Around the holidays, we constantly hear the word "tradition" being thrown around. Some traditions are quite common (a turkey feast, opening presents bright and early Christmas morning) while others are unique to a family and can date back decades. In our family, we are always open to starting new traditions. Every year we add something different alongside the tried and true activities and foods; some ideas stick and some don't make the cut the next holiday season. As families grow and change-with new partners and babies added-it makes sense to find a balance between things passed on from great-grand parents and new 21st century traditions.
The Elf on the Shelf is just such a new tradition. Introduced in 2005, this story book and toy combo requires quite a commitment from anyone looking to add something new and special to their Christmastime. After reading the rhyming story book, parents must find new and creative ways to display the elf to be found by excited children each morning for the month leading up to the big day.
From the website: "The Elf on the Shelf®: A Christmas Tradition includes a special scout elf sent from the North Pole to help Santa Claus manage his naughty and nice lists. When a family adopts a scout elf and gives it a name, the scout elf receives its Christmas magic and can fly to the North Pole each night to tell Santa Claus about all of the day's adventures. Each morning, the scout elf returns to its family and perches in a different place to watch the fun. Children love to wake up and race around the house looking for their scout elf each morning."
While purists will head to the craft store in November to buy felt and other supplies for the coming month, official branded accessories are available to add to the
expense fun of the experience. Examples include: an apron, an aviator jacket, and a sports jersey.
The necessary dedication, time, money, and surreptitiousness required is beyond anything I would sign up for, but I am impressed by the parents who decide to take on the challenge in order to add some whimsy to their home. Many of the most creative ideas can be viewed on (and copied from) Pinterest or other social media photo sharing. It does beg the question: is this solely for the children, or is it just one more way to show off your flawless family to an audience of bedraggled parents?
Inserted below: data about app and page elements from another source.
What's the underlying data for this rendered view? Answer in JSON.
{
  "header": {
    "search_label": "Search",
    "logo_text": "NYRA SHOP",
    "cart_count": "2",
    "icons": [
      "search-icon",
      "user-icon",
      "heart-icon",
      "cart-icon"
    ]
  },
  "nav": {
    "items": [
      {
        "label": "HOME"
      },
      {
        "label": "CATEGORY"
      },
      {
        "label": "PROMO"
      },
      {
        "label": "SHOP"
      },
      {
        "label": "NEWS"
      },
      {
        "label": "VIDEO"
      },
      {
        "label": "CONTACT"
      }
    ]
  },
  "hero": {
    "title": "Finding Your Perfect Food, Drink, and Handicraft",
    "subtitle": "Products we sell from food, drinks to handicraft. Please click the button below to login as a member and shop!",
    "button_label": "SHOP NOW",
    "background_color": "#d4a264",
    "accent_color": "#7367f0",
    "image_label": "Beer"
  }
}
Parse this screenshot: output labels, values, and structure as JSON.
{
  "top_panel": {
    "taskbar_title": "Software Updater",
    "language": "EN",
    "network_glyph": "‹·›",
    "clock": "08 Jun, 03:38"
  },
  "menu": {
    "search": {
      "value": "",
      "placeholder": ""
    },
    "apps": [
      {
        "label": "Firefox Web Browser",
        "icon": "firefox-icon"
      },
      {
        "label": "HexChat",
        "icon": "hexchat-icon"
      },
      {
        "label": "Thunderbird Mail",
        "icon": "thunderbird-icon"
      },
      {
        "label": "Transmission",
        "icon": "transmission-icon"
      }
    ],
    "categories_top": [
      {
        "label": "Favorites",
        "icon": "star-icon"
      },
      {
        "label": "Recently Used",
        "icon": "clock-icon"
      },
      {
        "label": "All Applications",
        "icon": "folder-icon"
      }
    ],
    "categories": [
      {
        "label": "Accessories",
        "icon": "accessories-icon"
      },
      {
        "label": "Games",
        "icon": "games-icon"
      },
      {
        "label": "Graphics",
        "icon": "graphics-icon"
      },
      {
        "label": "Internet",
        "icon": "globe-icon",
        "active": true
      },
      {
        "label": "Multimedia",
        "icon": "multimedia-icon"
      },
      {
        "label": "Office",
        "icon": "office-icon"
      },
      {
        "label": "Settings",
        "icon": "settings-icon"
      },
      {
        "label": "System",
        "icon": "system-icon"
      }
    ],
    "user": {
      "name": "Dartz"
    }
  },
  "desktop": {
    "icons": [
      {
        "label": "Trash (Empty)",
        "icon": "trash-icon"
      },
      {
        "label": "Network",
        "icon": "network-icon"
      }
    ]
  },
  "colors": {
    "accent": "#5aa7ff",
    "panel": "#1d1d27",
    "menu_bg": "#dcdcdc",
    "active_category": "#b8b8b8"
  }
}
Regardless, I am of the opinion that if you're willing to commit to 25+ original elf tableau every year for the next 10 years, more power to you!